[What the exercise asks]:
Filter the lines below, copying only those with the string "Play".

[Records shown]:

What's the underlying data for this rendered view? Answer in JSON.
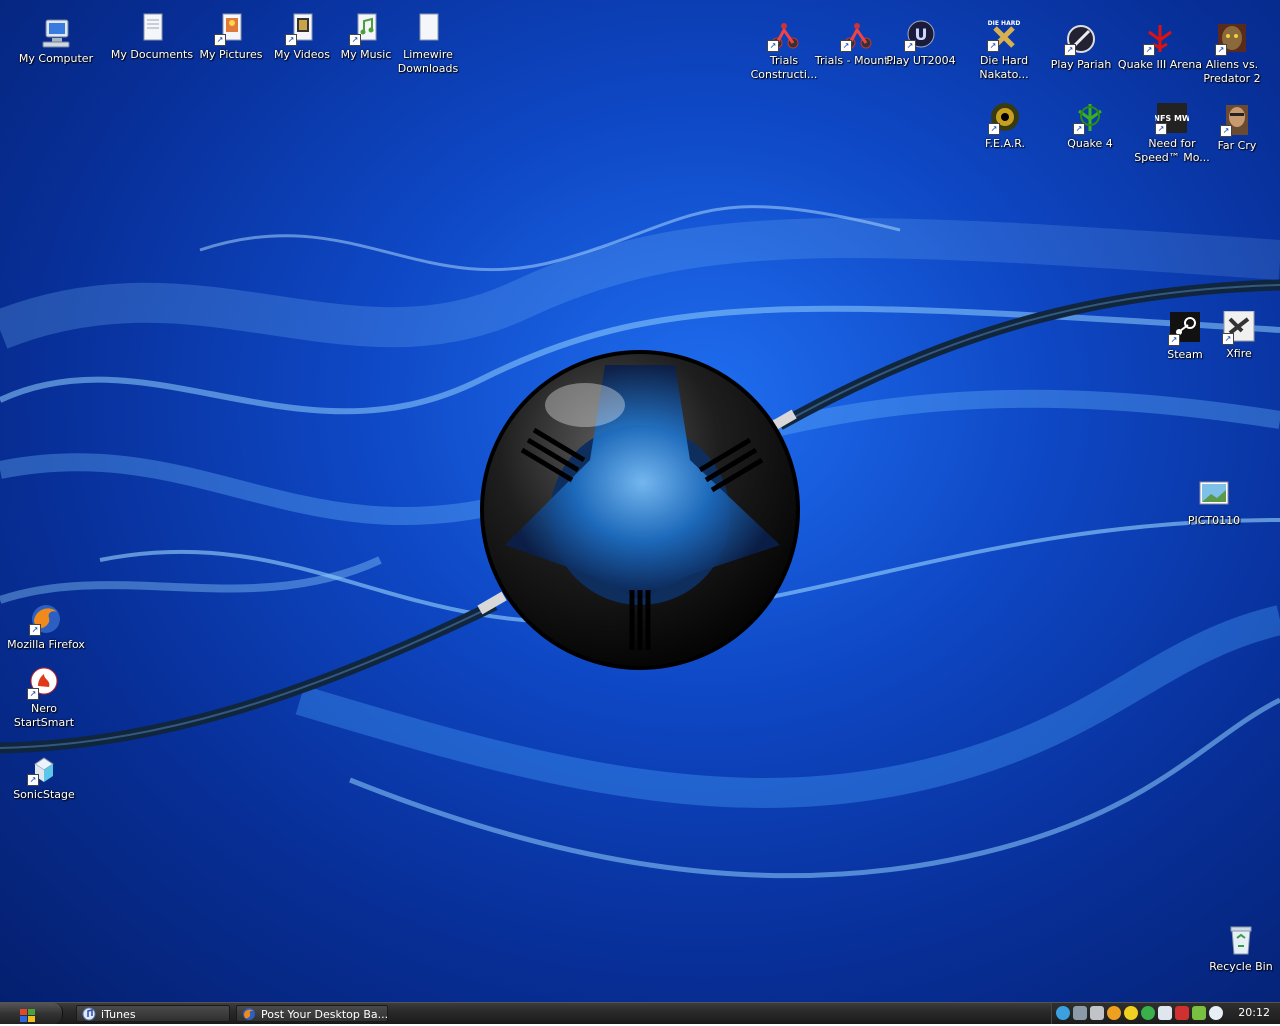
{
  "desktop": {
    "left_icons": [
      {
        "label": "My Computer",
        "icon": "computer-icon"
      },
      {
        "label": "My Documents",
        "icon": "folder-documents-icon"
      },
      {
        "label": "My Pictures",
        "icon": "folder-pictures-icon"
      },
      {
        "label": "My Videos",
        "icon": "folder-videos-icon"
      },
      {
        "label": "My Music",
        "icon": "folder-music-icon"
      },
      {
        "label": "Limewire Downloads",
        "icon": "folder-icon"
      }
    ],
    "side_icons": [
      {
        "label": "Mozilla Firefox",
        "icon": "firefox-icon"
      },
      {
        "label": "Nero StartSmart",
        "icon": "nero-icon"
      },
      {
        "label": "SonicStage",
        "icon": "sonicstage-icon"
      }
    ],
    "game_icons_row1": [
      {
        "label": "Trials Constructi...",
        "icon": "trials-icon"
      },
      {
        "label": "Trials - Mount...",
        "icon": "trials-icon"
      },
      {
        "label": "Play UT2004",
        "icon": "ut2004-icon"
      },
      {
        "label": "Die Hard Nakato...",
        "icon": "die-hard-icon",
        "badge": "DIE HARD"
      },
      {
        "label": "Play Pariah",
        "icon": "pariah-icon"
      },
      {
        "label": "Quake III Arena",
        "icon": "quake3-icon"
      },
      {
        "label": "Aliens vs. Predator 2",
        "icon": "avp2-icon"
      }
    ],
    "game_icons_row2": [
      {
        "label": "F.E.A.R.",
        "icon": "fear-icon"
      },
      {
        "label": "Quake 4",
        "icon": "quake4-icon"
      },
      {
        "label": "Need for Speed™ Mo...",
        "icon": "nfs-icon",
        "badge": "NFS MW"
      },
      {
        "label": "Far Cry",
        "icon": "farcry-icon"
      }
    ],
    "right_icons": [
      {
        "label": "Steam",
        "icon": "steam-icon"
      },
      {
        "label": "Xfire",
        "icon": "xfire-icon"
      },
      {
        "label": "PICT0110",
        "icon": "image-file-icon"
      },
      {
        "label": "Recycle Bin",
        "icon": "recycle-bin-icon"
      }
    ]
  },
  "taskbar": {
    "tasks": [
      {
        "label": "iTunes",
        "icon": "itunes-icon"
      },
      {
        "label": "Post Your Desktop Ba...",
        "icon": "firefox-icon"
      }
    ],
    "tray_icons": [
      "skype-icon",
      "network-icon",
      "usb-icon",
      "vlc-icon",
      "msn-icon",
      "globe-icon",
      "security-icon",
      "xfire-tray-icon",
      "battery-icon",
      "volume-icon"
    ],
    "clock": "20:12"
  }
}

[Result for this task]:
        "label": "Play UT2004",
        "label": "Play Pariah",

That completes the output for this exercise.